Bus 008 Device 001: ID 1d6b:0001 Linux Foundation 1.1 root hub


sudo parted -l

Model: ATA TOSHIBA MK3265GS (scsi)
Disk /dev/sda: 320GB
Sector size (logical/physical): 512B/512B
Partition Table: msdos

Number Start End Size Type File system Flags
1 32.3kB 105GB 105GB primary ntfs boot
2 105GB 320GB 215GB extended lba
6 105GB 159GB 53.7GB logical ext4
7 159GB 161GB 2147MB logical linux-swap(v1)
5 161GB 320GB 159GB logical ntfs

sudo fdisk -l

Disk /dev/sda: 320.1 GB, 320072933376 bytes
255 heads, 63 sectors/track, 38913 cylinders, total 625142448 sectors
Units = sectors of 1 * 512 = 512 bytes
Sector size (logical/physical): 512 bytes / 512 bytes
I/O size (minimum/optimal): 512 bytes / 512 bytes
Disk identifier: 0xbcf3b704

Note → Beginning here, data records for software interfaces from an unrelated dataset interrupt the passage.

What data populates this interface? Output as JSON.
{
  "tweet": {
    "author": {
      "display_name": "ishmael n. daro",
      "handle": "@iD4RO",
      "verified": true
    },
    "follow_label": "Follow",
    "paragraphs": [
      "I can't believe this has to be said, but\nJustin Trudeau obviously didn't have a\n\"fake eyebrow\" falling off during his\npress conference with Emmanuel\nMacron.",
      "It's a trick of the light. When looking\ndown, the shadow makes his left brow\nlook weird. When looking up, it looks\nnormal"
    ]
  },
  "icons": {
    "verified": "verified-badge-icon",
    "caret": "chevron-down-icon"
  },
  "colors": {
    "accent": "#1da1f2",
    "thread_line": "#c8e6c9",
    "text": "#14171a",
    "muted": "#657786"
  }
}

Device Boot Start End Blocks Id System
/dev/sda1 * 63 204796619 102398278+ 7 HPFS/NTFS/exFAT
/dev/sda2 204799998 625121279 210160641 f W95 Ext'd (LBA)
/dev/sda5 313856000 625121279 155632640 7 HPFS/NTFS/exFAT
/dev/sda6 204800000 309657599 52428800 83 Linux
/dev/sda7 309659648 313853951 2097152 82 Linux swap / Solaris

Partition table entries are not in disk order


fsck /dev/sdxx


fsck from util-linux 2.20.1
e2fsck 1.42.5 (29-Jul-2012)
fsck.ext2: No such file or directory while trying to open /dev/sdxx
Possibly non-existent device?

i am new to linux so i didn't understand much in the commands.

ivotkl
December 31st, 2012, 02:07 AM
Don't worry about fsck. It checks filesystems for errors.

However, in this case, lsusb does not show USB device. Can you post the output of lsusb after connecting the pendrive on a different USB slot. Can yoyu check if that slot works by plugin in your webcam? (Assuming it works).

By the way, it would be a bit easier to recognise the output codes if you use BBcode command called "code" between [ ] at the beginning and between [/ ] at the end.